▸ Task directions: For the entries below, work out how many lines contain the string "NCAB" and write only the number.

(Records contained in a dataset)
——————

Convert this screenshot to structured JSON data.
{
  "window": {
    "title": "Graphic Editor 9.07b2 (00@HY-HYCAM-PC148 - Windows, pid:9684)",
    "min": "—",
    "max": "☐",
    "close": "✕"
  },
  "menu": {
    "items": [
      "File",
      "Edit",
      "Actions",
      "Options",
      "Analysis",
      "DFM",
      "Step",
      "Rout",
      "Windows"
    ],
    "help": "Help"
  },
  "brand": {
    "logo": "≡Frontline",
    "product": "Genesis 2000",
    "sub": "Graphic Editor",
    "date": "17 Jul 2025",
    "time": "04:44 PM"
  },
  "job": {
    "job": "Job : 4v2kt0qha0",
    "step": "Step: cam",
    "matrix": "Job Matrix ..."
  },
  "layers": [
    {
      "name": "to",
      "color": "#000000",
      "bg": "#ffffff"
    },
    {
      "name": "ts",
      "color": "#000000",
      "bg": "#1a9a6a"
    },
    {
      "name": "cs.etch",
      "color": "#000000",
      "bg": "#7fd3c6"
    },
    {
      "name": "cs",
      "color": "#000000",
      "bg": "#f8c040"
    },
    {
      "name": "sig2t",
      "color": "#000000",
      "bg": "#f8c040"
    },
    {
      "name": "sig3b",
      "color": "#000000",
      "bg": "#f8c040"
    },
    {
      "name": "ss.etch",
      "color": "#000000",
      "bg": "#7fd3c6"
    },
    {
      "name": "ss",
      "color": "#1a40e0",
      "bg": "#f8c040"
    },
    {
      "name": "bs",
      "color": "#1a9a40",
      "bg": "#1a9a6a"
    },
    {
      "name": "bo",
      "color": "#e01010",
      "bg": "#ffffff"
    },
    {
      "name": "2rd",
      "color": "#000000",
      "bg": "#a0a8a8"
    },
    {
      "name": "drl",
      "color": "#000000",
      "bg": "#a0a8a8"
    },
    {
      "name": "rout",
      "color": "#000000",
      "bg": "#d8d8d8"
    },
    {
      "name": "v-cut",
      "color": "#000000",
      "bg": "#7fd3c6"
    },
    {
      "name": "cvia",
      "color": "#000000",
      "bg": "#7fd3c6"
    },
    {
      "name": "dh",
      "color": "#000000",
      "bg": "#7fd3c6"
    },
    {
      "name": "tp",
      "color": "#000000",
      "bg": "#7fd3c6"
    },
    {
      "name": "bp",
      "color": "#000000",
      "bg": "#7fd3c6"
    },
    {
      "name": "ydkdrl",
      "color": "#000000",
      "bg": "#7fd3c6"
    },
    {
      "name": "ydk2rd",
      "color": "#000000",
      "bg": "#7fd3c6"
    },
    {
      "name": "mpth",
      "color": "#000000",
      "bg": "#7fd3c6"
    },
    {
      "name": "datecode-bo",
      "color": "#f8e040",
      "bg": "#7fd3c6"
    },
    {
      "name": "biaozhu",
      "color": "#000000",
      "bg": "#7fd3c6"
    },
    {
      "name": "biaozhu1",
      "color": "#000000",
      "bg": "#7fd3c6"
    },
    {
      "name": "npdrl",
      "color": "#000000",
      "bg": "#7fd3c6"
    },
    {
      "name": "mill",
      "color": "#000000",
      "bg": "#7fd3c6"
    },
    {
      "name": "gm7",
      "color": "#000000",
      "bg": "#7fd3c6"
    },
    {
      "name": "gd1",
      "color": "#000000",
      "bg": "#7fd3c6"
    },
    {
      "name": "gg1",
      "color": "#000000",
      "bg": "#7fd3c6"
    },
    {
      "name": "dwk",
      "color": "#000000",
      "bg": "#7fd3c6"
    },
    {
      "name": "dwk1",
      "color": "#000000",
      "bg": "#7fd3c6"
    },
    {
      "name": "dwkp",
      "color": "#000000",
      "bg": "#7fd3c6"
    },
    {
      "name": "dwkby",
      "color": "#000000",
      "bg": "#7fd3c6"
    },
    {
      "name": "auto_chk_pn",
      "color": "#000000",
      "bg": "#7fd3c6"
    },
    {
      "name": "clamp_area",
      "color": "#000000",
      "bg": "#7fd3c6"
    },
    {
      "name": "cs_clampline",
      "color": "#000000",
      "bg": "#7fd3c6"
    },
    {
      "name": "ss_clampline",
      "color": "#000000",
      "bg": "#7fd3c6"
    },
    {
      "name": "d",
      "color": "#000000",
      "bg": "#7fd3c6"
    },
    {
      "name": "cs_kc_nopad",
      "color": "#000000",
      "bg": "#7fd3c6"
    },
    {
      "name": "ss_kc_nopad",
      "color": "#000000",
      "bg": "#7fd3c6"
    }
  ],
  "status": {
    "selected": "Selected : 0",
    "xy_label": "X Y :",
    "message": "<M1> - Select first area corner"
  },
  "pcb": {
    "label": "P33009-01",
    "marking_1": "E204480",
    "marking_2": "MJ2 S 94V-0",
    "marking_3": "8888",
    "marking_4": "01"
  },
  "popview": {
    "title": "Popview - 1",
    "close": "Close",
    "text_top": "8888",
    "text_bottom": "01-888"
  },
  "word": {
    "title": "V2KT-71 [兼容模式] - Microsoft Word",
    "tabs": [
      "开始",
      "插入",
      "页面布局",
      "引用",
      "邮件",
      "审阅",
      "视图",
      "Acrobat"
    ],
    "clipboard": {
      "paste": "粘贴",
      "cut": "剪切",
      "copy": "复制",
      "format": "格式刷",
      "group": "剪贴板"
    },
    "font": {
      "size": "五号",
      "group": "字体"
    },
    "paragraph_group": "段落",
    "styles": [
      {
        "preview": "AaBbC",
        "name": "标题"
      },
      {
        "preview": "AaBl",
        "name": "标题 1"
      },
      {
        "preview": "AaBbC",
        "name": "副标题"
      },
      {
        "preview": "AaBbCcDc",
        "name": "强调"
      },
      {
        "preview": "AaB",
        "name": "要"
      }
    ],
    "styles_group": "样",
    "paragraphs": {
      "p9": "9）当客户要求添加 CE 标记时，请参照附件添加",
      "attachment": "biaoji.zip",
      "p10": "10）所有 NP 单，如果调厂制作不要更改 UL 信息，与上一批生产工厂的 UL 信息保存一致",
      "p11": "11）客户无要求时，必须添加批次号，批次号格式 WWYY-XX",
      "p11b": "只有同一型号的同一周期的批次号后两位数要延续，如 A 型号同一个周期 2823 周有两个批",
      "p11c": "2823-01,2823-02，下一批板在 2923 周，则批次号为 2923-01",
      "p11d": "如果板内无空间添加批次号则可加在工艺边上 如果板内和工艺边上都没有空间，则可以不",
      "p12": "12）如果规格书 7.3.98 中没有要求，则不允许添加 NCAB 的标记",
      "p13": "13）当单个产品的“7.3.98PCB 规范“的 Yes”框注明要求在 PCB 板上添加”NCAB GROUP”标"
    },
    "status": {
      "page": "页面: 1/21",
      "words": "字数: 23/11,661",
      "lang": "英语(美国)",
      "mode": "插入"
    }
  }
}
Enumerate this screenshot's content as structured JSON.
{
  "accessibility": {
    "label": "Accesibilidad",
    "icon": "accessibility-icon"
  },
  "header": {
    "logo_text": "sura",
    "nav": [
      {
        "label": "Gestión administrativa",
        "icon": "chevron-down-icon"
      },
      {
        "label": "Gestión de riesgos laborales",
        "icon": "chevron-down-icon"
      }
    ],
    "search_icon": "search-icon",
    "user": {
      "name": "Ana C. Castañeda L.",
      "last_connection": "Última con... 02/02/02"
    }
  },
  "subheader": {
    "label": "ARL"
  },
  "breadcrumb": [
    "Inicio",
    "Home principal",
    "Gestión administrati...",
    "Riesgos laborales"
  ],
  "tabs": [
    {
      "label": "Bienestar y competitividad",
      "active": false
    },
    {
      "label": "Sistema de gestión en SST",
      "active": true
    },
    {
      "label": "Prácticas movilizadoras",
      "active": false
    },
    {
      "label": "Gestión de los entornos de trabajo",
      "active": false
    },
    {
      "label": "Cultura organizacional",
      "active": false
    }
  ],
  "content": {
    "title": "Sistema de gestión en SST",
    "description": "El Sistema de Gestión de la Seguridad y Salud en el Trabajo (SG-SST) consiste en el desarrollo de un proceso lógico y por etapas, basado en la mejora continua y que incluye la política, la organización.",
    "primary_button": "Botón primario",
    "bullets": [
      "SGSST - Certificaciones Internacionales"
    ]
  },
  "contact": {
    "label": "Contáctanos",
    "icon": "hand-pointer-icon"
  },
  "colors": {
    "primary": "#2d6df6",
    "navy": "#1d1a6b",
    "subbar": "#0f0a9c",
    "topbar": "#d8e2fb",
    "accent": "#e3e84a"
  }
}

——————

▸ Your response: 2